Paddy, whose memory lives on through a statue in his home town of Alstonville, won the Australian Army’s highest award for gallantry for heroic deeds in World War I.
His citation reads:
“For most conspicuous bravery and devotion to duty when on two occasions our advance was temporarily held up by strongly-defended pill-boxes. Pte. Bugden, in the face of devastating fire from machine guns, gallantly led small parties to attack these strong points and, successfully silencing the machine guns with bombs, captured the garrison at the point of the bayonet.
“On another occasion, when a corporal, who had become detached from his company, had been captured and was being taken to the rear by the enemy, Pte. Bugden, single-handed, rushed to the rescue of his comrade, shot one enemy and bayonetted the remaining two, thus releasing the Corporal.
“On five occasions he rescued wounded men under intense shell and machine-gun fire, showing an utter contempt and disregard for danger.
“Always foremost in volunteering for any dangerous mission, it was during the execution of one of these missions that this gallant solider was killed.”
— London Gazette, 26 November, 1917
Keith Payne VC OAM today joined the families of featured Victoria Cross recipients to launch the exhibition, The Courage of Ordinary Men: Three Stories of the Victoria Cross.
CEO of Queensland Museum Dr Ian Galloway said the exhibition commemorated the 90th year since the end of World War 1 by showcasing the wartime experiences of Private Patrick Joseph Bugden VC, Private Robert Matthew Beatham VC and Major Blair Anderson Wark VC, DSO.
“This is the first time the Queensland Museum has displayed the three Victoria Crosses in its care, as well as the original letters Private Paddy Bugden wrote home to his family,” Dr Galloway said.
“On the eve of Anzac Day, this important exhibition highlights the great courage and resilience of the men and women who have, and continue to, fight for our country.”
Families of the men featured in the exhibition came from the United Kingdom and New South Wales for the exhibition launch. Relatives of Paddy Bugden attended today’s launch.
The exhibition features an evocative film and soundscape immersing the visitors in what it was like in the trenches of World War 1.
Queen Victoria established the Victoria Cross award in 1856 to recognise ‘conspicuous bravery’ in war.
The medal has been awarded 1357, times including 96 to Australians.
Keith Payne VC is one of only two living Australians to be awarded the Victoria Cross honour.
Two of the Victoria Crosses on display are on loan from the United Service Club Queensland and Mr Neil Jenman and Mrs Ruth Jenman.

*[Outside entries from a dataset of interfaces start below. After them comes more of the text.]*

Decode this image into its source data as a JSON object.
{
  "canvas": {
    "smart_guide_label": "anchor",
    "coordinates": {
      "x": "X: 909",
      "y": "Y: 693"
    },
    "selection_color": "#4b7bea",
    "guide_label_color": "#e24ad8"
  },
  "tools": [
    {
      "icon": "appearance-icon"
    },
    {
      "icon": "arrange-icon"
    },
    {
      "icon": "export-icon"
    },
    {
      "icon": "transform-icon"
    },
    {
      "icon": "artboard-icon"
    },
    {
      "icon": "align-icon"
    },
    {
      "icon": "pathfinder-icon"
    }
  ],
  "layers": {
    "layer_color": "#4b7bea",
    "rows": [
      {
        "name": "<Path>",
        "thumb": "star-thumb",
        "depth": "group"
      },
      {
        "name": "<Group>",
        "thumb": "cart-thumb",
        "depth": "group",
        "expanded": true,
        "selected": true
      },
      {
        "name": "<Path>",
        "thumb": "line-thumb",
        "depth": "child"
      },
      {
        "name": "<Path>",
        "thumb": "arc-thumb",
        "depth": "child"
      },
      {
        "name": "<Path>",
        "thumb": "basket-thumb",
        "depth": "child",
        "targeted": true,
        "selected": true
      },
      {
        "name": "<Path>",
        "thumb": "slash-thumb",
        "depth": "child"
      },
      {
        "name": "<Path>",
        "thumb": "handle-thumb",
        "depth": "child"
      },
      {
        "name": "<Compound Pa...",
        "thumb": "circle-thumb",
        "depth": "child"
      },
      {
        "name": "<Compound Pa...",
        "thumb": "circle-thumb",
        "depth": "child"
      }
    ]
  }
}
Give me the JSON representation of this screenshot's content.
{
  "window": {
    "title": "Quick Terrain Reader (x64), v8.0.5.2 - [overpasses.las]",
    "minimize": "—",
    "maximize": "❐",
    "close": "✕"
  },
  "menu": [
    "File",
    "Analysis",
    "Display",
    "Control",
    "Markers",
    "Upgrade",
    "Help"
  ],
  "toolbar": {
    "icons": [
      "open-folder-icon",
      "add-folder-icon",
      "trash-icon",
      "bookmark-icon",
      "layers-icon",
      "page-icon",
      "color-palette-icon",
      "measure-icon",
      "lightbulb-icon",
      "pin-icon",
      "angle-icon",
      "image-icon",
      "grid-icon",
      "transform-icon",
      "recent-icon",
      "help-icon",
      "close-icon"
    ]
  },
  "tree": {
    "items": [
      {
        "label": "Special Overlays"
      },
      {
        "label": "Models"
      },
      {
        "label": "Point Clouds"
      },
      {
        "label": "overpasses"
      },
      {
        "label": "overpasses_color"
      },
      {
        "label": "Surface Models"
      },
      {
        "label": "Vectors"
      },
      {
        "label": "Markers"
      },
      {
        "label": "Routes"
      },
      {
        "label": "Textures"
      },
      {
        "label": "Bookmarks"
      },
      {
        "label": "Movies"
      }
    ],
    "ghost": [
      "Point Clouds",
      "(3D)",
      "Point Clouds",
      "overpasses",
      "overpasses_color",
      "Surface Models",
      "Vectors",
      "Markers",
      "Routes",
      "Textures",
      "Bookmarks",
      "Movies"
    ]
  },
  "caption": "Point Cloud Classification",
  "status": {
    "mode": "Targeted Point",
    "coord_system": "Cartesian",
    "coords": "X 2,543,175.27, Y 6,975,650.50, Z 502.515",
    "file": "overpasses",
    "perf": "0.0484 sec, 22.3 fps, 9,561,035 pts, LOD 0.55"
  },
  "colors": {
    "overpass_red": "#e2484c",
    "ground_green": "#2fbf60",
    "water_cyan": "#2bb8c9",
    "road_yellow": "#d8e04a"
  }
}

The other was donated to the Queensland Museum by the family of Private Paddy Bugden and is part of the Museum collection.
Queensland Museum South Bank is located on the corner of Grey and Melbourne Streets, South Bank. The Museum is open daily from 9.30am to 5pm. Open from 1.30pm Anzac Day.
- What: The Courage of Ordinary Men: Three Stories of the Victoria Cross
- When: From 23 April 2008
- Where: Queensland Museum South Bank, Cnr Melbourne and Grey Streets, South Brisbane
- Cost: Entry is free.
PICTURE: Private Patrick Bugden, VC. Studio portrait of Paddy Bugden, date unknown. Bugden Papers, Queensland Museum.